After the storm

I started this quilt in 2001 - just after I'd left Oregon but was still returning to visit 2 or 3 times a year. The top went together quite quickly although I pieced a lot of it by hand, sitting in planes and airport departure lounges.

Then came the quilting. I started quilting by hand with concentric circles centred on the large square blocks. It looked ok but didn't set the world alight  - not so much storm at sea as raindrops on a stagnant pond - so I put it to one side and moved on to other projects.

And then, earlier this year, I made a decision to complete as many of my unfinished projects as I could to clear space for new projects and new pursuits. And so, I spent a few snowy evenings snuggled under this quilt removing the hand quilting. I was surprised by how neat and even the stitches were and in some small way I was sorry to see them go, but my mental image of windy, wavy swirls kept my mind on the task and my hand on the seam ripper. I've spend the last couple of days sewing big swirls and I am very happy with how it has brought this quilt to life. Just the binding to go, and my list of unfinished quilts will be one item shorter.

Monday, 22 March 2010

Shrugging my shoulders

I had planned to finish knitting this shrug this evening but look who got here first!
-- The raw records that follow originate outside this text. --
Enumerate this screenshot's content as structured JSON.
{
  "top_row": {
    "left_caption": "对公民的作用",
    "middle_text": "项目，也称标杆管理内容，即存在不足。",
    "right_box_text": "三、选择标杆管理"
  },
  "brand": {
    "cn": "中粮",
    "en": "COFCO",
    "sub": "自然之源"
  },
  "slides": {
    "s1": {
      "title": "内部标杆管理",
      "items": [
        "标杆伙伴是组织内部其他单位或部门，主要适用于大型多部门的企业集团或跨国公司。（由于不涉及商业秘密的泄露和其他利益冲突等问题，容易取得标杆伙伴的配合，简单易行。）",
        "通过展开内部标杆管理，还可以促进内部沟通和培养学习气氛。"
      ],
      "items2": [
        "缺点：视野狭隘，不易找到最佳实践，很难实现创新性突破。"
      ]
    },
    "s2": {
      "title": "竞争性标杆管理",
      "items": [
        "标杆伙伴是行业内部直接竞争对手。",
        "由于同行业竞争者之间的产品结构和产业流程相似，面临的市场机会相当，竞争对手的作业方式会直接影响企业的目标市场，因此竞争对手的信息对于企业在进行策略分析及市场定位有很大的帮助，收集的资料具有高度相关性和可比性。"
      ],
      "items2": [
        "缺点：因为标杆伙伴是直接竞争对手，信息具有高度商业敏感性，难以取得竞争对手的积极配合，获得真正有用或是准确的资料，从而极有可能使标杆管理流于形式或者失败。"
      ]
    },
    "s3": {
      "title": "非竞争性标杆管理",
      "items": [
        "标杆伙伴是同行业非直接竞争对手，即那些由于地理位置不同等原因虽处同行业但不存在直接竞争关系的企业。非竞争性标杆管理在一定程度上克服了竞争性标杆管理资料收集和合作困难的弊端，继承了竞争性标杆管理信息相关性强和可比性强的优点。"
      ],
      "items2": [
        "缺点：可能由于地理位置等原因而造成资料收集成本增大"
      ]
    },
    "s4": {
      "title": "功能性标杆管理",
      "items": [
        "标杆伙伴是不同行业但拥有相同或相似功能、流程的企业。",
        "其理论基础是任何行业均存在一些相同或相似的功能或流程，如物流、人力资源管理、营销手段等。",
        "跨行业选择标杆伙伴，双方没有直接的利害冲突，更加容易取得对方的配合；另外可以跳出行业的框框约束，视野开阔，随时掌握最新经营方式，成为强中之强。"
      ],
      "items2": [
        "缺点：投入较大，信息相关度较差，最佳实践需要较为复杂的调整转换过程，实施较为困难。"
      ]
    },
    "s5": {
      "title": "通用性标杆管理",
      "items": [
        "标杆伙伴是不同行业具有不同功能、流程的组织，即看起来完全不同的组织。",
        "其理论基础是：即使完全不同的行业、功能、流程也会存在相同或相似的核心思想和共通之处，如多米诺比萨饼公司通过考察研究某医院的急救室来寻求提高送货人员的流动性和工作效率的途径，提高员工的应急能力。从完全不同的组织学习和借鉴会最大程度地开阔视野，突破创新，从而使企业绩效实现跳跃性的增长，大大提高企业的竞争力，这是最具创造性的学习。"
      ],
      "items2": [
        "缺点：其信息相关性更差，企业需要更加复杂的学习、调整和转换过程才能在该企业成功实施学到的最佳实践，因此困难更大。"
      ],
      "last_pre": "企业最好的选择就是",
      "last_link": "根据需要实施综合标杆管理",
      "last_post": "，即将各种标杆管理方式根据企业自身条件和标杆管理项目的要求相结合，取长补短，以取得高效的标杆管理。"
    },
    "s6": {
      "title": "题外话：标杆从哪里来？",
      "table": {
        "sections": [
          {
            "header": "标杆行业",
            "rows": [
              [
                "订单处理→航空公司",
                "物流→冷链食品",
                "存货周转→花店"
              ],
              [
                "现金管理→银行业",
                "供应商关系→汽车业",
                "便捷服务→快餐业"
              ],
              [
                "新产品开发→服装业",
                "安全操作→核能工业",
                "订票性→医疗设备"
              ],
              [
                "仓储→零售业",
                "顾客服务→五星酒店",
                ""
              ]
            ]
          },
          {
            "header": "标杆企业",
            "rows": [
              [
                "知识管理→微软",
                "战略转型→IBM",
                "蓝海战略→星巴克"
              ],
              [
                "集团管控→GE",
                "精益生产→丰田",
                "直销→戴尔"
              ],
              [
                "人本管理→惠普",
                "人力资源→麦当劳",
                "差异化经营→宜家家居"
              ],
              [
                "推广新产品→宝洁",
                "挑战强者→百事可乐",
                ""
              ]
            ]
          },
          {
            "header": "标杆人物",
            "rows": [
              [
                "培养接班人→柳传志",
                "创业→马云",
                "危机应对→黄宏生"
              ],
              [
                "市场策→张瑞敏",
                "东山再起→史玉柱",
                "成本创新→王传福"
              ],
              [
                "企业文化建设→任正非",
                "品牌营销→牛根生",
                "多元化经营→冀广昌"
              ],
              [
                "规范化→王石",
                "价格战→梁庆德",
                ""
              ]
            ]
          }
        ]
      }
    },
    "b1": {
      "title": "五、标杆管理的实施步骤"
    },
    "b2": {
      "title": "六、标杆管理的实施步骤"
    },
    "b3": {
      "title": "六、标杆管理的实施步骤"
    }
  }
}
I just had the collar to complete but I guess it will have to wait until Bonnie finds somewhere else to curl up and nap.

Wednesday, 3 March 2010

All's well that ends well

Last year, I was asked if I could quilt a vibrant log cabin quilt top for an acquaintance of my mum's. It took me quite a while to complete and I struggled with a few confidence issues along the way, but I am very happy with the way it has turned out. Here is the finished quilt - which I returned to its owner at the weekend.

Lessons learnt:
1) the fear of going wrong is far worse than making a mistake, ripping out the stitches and requilting
2) if no-one gives you deadlines, make them for yourself
3) if you push yourself, you can achieve far more than you ever thought possible.

Even with this philosophical outlook, I don't think I'll be be quilting for others in the near future. Crafting is my escape from the stress of work, so I think I'll keep the pressure off, hone my skills and work through my stack of unfinished projects.